* Required action
Produce an exact copy of all the data below, dropping every image.

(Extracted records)

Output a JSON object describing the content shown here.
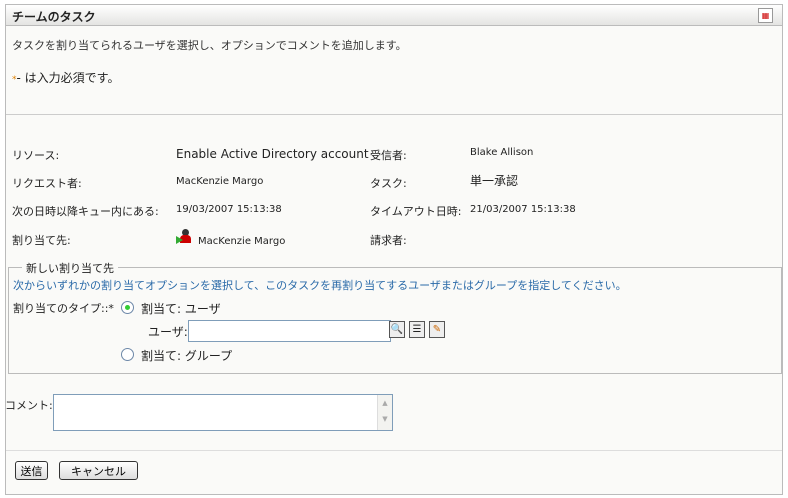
{
  "header": {
    "title": "チームのタスク",
    "menu_icon": "grid-menu-icon"
  },
  "intro": {
    "description": "タスクを割り当てられるユーザを選択し、オプションでコメントを追加します。",
    "required_marker": "*",
    "required_note": "- は入力必須です。"
  },
  "details": {
    "resource_label": "リソース:",
    "resource_value": "Enable Active Directory account",
    "recipient_label": "受信者:",
    "recipient_value": "Blake Allison",
    "requester_label": "リクエスト者:",
    "requester_value": "MacKenzie Margo",
    "task_label": "タスク:",
    "task_value": "単一承認",
    "queued_label": "次の日時以降キュー内にある:",
    "queued_value": "19/03/2007 15:13:38",
    "timeout_label": "タイムアウト日時:",
    "timeout_value": "21/03/2007 15:13:38",
    "assignee_label": "割り当て先:",
    "assignee_value": "MacKenzie Margo",
    "claimer_label": "請求者:"
  },
  "reassign": {
    "legend": "新しい割り当て先",
    "instructions": "次からいずれかの割り当てオプションを選択して、このタスクを再割り当てするユーザまたはグループを指定してください。",
    "type_label": "割り当てのタイプ::*",
    "option_user": "割当て: ユーザ",
    "option_group": "割当て: グループ",
    "user_label": "ユーザ:",
    "user_value": ""
  },
  "comment": {
    "label": "コメント:",
    "value": ""
  },
  "buttons": {
    "submit": "送信",
    "cancel": "キャンセル"
  }
}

* Task answer
Output a JSON object describing the content shown here.
{
  "header": {
    "title": "チームのタスク",
    "menu_icon": "grid-menu-icon"
  },
  "intro": {
    "description": "タスクを割り当てられるユーザを選択し、オプションでコメントを追加します。",
    "required_marker": "*",
    "required_note": "- は入力必須です。"
  },
  "details": {
    "resource_label": "リソース:",
    "resource_value": "Enable Active Directory account",
    "recipient_label": "受信者:",
    "recipient_value": "Blake Allison",
    "requester_label": "リクエスト者:",
    "requester_value": "MacKenzie Margo",
    "task_label": "タスク:",
    "task_value": "単一承認",
    "queued_label": "次の日時以降キュー内にある:",
    "queued_value": "19/03/2007 15:13:38",
    "timeout_label": "タイムアウト日時:",
    "timeout_value": "21/03/2007 15:13:38",
    "assignee_label": "割り当て先:",
    "assignee_value": "MacKenzie Margo",
    "claimer_label": "請求者:"
  },
  "reassign": {
    "legend": "新しい割り当て先",
    "instructions": "次からいずれかの割り当てオプションを選択して、このタスクを再割り当てするユーザまたはグループを指定してください。",
    "type_label": "割り当てのタイプ::*",
    "option_user": "割当て: ユーザ",
    "option_group": "割当て: グループ",
    "user_label": "ユーザ:",
    "user_value": ""
  },
  "comment": {
    "label": "コメント:",
    "value": ""
  },
  "buttons": {
    "submit": "送信",
    "cancel": "キャンセル"
  }
}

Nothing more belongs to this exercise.